## Aim of the task:
Tally the lines of the data that include the word "JSON" and state the total, nothing else.

Recorded data
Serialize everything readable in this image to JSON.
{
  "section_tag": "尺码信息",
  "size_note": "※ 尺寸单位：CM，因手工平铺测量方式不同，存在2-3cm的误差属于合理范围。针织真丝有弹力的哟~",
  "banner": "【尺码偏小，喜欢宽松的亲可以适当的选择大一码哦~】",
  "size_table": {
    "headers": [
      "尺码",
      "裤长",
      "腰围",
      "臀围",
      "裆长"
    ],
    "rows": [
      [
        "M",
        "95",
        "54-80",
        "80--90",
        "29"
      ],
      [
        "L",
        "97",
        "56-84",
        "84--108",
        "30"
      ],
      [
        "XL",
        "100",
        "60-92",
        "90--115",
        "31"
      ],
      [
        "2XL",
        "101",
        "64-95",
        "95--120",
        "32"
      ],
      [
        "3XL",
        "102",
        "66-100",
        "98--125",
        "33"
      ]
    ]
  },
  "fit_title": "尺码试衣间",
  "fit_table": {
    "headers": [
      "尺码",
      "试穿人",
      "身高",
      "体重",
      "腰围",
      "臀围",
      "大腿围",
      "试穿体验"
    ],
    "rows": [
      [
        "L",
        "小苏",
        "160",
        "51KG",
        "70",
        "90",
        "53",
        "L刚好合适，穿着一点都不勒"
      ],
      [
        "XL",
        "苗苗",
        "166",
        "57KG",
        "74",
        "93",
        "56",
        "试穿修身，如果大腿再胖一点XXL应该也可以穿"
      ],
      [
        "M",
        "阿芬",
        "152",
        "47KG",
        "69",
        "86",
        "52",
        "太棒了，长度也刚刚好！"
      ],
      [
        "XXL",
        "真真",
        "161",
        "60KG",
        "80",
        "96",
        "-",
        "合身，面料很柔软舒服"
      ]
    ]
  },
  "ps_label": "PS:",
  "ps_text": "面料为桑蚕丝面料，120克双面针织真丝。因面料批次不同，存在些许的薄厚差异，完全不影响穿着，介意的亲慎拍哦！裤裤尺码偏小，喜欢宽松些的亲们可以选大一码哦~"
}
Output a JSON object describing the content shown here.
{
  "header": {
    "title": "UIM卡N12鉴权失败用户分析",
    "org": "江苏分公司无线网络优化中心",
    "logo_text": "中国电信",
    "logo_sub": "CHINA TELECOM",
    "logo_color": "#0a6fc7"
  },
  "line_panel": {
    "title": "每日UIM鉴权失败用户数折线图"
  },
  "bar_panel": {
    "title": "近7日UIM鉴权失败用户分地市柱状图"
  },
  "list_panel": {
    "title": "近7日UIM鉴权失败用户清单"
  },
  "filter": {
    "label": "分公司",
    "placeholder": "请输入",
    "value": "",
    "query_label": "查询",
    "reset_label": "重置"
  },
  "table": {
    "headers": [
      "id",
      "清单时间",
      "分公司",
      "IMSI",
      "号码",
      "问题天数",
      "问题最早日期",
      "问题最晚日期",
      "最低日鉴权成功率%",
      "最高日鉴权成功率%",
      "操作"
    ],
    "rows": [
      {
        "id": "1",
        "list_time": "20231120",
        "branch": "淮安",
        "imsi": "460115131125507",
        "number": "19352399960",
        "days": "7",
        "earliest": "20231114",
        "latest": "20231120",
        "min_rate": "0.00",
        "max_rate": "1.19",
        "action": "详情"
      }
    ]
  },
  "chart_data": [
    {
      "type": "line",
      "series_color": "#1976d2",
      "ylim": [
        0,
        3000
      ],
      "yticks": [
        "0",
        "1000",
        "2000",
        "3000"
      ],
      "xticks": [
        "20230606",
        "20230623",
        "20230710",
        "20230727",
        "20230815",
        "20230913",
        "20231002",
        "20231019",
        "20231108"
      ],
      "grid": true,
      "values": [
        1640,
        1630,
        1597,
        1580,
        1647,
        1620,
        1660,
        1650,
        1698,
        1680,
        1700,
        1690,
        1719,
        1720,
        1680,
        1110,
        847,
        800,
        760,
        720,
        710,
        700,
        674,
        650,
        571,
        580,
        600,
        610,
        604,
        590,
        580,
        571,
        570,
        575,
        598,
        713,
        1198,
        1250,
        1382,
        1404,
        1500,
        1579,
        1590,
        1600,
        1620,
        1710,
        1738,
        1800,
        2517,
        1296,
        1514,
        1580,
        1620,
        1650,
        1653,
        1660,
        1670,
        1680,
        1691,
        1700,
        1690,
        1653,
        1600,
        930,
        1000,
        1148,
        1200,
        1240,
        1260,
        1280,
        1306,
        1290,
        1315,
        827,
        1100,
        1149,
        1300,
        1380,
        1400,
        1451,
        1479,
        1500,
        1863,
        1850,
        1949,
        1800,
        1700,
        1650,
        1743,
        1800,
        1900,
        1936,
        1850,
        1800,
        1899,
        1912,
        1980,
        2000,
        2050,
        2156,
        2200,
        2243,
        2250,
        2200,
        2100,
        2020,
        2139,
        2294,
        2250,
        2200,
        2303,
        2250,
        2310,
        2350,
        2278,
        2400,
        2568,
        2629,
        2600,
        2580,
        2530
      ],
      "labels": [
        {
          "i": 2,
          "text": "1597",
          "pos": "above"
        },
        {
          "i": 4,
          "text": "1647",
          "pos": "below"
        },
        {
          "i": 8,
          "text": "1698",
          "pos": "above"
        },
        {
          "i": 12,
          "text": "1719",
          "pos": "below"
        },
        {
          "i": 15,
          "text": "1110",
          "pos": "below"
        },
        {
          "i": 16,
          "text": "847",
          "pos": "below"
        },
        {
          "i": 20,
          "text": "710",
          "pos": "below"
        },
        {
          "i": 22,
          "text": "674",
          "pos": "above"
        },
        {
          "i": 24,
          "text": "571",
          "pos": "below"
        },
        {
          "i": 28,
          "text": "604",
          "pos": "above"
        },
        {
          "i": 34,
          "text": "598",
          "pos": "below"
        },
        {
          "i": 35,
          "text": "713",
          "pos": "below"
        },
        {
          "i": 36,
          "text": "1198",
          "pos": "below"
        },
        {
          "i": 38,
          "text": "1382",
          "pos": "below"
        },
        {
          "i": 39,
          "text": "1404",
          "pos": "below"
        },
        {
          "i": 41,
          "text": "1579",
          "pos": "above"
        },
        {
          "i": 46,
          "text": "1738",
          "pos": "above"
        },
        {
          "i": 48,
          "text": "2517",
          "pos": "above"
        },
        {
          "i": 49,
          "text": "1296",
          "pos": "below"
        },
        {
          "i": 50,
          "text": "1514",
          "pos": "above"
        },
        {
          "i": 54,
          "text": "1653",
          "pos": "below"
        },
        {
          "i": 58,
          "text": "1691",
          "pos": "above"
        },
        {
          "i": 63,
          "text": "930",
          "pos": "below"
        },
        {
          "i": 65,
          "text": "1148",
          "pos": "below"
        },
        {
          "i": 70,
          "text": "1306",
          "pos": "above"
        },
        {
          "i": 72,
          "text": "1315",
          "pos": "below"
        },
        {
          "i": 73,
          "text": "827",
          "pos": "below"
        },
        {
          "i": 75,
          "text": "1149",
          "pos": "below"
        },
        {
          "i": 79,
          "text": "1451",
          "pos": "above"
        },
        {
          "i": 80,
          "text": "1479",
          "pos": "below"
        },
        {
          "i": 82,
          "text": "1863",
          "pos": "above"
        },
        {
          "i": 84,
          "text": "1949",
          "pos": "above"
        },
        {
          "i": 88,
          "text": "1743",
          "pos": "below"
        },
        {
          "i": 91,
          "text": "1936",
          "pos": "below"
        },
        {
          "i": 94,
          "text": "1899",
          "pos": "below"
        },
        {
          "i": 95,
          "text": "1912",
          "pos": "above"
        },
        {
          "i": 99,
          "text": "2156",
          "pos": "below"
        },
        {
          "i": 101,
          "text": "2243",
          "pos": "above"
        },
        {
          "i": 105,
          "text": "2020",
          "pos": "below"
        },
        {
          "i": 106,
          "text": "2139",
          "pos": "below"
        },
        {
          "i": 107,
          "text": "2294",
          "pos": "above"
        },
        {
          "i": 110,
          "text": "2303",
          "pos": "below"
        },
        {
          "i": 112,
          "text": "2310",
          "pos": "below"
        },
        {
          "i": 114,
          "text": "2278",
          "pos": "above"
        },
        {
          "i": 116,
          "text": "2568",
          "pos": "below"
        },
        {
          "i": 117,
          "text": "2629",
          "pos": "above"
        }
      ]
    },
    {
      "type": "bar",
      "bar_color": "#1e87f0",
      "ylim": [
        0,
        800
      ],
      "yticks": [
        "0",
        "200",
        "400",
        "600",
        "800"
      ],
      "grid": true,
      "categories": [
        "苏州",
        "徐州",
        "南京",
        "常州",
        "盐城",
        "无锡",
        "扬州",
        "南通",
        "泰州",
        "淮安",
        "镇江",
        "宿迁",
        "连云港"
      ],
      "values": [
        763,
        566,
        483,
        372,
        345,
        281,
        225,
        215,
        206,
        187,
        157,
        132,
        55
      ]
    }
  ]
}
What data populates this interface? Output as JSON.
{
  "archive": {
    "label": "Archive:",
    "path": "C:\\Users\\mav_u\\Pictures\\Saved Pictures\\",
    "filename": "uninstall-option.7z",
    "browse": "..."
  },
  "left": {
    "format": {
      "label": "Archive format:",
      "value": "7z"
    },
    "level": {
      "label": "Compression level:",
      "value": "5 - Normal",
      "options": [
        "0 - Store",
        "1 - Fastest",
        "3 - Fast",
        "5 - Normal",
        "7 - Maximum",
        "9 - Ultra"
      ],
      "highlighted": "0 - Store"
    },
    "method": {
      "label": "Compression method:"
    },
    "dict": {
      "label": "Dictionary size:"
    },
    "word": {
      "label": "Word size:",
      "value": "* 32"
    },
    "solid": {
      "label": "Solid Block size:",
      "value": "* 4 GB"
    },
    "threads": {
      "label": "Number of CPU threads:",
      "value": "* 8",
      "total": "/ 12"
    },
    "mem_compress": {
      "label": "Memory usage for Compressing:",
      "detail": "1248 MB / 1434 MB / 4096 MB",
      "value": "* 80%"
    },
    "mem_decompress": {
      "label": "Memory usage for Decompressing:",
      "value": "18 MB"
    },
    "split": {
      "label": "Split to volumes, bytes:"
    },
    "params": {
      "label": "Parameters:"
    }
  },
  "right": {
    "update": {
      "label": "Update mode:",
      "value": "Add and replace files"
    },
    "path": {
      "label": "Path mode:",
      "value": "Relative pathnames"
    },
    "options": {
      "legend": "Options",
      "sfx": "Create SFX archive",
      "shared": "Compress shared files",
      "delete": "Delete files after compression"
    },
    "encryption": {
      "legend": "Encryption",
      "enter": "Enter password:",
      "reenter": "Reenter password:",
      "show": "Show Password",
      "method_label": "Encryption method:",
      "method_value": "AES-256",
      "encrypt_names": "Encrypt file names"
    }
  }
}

## Answer section:
3